[[ Data, beginning ]]

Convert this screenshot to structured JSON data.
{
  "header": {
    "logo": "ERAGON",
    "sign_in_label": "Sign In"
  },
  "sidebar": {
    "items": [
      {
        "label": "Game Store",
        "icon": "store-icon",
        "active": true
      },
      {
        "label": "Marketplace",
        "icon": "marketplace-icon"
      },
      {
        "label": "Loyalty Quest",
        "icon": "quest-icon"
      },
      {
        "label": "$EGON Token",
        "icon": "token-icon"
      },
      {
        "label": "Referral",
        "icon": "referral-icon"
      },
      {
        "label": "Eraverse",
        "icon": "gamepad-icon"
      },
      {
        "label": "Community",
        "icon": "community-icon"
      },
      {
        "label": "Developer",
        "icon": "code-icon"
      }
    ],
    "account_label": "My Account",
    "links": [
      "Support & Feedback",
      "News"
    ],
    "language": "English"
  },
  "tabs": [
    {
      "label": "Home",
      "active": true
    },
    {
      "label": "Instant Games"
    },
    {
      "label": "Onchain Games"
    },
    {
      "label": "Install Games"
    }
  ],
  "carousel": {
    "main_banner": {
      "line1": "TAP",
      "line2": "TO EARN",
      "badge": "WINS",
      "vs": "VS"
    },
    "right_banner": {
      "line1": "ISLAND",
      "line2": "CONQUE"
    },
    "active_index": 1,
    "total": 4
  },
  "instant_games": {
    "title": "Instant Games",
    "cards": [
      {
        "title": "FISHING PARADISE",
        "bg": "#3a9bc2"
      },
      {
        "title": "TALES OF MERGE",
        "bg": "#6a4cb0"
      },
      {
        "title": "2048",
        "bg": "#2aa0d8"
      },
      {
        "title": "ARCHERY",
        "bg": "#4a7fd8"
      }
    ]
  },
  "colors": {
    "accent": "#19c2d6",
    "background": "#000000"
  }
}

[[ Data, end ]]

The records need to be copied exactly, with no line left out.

Convert this screenshot to structured JSON data.
{
  "header": {
    "logo": "ERAGON",
    "sign_in_label": "Sign In"
  },
  "sidebar": {
    "items": [
      {
        "label": "Game Store",
        "icon": "store-icon",
        "active": true
      },
      {
        "label": "Marketplace",
        "icon": "marketplace-icon"
      },
      {
        "label": "Loyalty Quest",
        "icon": "quest-icon"
      },
      {
        "label": "$EGON Token",
        "icon": "token-icon"
      },
      {
        "label": "Referral",
        "icon": "referral-icon"
      },
      {
        "label": "Eraverse",
        "icon": "gamepad-icon"
      },
      {
        "label": "Community",
        "icon": "community-icon"
      },
      {
        "label": "Developer",
        "icon": "code-icon"
      }
    ],
    "account_label": "My Account",
    "links": [
      "Support & Feedback",
      "News"
    ],
    "language": "English"
  },
  "tabs": [
    {
      "label": "Home",
      "active": true
    },
    {
      "label": "Instant Games"
    },
    {
      "label": "Onchain Games"
    },
    {
      "label": "Install Games"
    }
  ],
  "carousel": {
    "main_banner": {
      "line1": "TAP",
      "line2": "TO EARN",
      "badge": "WINS",
      "vs": "VS"
    },
    "right_banner": {
      "line1": "ISLAND",
      "line2": "CONQUE"
    },
    "active_index": 1,
    "total": 4
  },
  "instant_games": {
    "title": "Instant Games",
    "cards": [
      {
        "title": "FISHING PARADISE",
        "bg": "#3a9bc2"
      },
      {
        "title": "TALES OF MERGE",
        "bg": "#6a4cb0"
      },
      {
        "title": "2048",
        "bg": "#2aa0d8"
      },
      {
        "title": "ARCHERY",
        "bg": "#4a7fd8"
      }
    ]
  },
  "colors": {
    "accent": "#19c2d6",
    "background": "#000000"
  }
}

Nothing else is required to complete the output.